The Lady in Black probably would have been considered a legend if prominent citizens hadn’t witnessed her themselves. In January, John “Windy” Harrison was startled so badly by the Lady in Black that he ran to the nearest shop and refused to go home without an escort. The local newspaper ran his story the next day, stating “Harrison actually looks ten years older since he saw the ghost and is the laughingstock of the town.”
While the writers poked fun at Harrison, the town took the sightings seriously, as the police were actively involved in the search for the Lady in Black and constantly received calls about sightings.
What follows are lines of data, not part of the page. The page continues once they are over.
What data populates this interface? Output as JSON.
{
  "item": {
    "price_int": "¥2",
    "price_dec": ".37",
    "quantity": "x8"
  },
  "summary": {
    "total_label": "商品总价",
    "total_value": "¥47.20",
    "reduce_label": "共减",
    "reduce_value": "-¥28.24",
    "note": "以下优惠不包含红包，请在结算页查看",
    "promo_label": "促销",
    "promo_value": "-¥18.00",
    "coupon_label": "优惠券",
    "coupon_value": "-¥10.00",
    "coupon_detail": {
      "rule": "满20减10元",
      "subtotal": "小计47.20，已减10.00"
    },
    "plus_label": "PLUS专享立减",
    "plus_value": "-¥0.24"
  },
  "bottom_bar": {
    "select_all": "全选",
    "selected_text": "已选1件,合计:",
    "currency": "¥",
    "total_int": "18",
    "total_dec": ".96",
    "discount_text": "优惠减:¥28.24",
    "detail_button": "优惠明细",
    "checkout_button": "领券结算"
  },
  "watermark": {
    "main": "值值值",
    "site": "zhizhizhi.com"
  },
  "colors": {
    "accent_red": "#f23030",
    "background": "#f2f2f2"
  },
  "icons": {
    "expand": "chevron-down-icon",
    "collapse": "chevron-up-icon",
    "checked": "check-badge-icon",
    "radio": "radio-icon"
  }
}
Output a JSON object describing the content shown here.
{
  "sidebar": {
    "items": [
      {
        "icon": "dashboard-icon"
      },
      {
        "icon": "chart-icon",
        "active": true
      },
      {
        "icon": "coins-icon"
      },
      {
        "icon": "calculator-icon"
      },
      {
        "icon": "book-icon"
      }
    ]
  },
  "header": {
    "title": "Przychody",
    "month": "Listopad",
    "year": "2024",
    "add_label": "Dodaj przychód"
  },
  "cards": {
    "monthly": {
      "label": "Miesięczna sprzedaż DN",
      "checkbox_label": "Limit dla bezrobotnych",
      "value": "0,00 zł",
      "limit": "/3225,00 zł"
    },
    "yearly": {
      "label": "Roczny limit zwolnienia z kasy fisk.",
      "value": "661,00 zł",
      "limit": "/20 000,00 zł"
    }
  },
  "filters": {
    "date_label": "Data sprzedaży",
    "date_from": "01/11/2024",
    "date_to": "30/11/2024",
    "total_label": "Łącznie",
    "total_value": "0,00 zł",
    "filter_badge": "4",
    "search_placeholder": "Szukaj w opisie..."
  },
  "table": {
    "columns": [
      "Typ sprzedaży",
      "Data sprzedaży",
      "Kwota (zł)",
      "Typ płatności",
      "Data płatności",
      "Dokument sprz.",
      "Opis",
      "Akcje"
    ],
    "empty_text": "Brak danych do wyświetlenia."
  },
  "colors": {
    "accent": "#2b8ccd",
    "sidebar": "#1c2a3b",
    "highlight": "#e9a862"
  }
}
Greenfield citizens didn’t have to wait long before the mystery was solved, however. On Feb. 23, 1881, the identity of the ghost of the Lady in Black was revealed — and it wasn’t a ghost at all. In fact, it wasn’t even a woman.
While returning home from work one evening, Greenfield merchant Harry Evans felt as if he was being watched. He soon realized he was being followed by the notorious spirit. Instead of being frightened like Harrison, he decided to put an end to the mystery, approaching the ghostly figure and demanding to know its identity. He soon realized that the phantom was quite human, and he recognized it as a former Greenfield merchant and recent patient of the Athens Asylum. The man had returned from the institution and had become despondent and prone to wandering the streets, dressed in a black coat and shawl he wore over his head, appearing for all purposes a solemn woman.
The former shopkeeper had been sent to the Athens Asylum two years prior for a mental break that left him unable to function. The “Lady in Black” caused quite a stir in the town, but was eventually found and taken back to the asylum.
Thus concluded the mystery of Greenfield’s ghost.
Information for this story came from January and February 1881 issues of the Highland Weekly News.
Isabella Warner is a stringer for The Times-Gazette.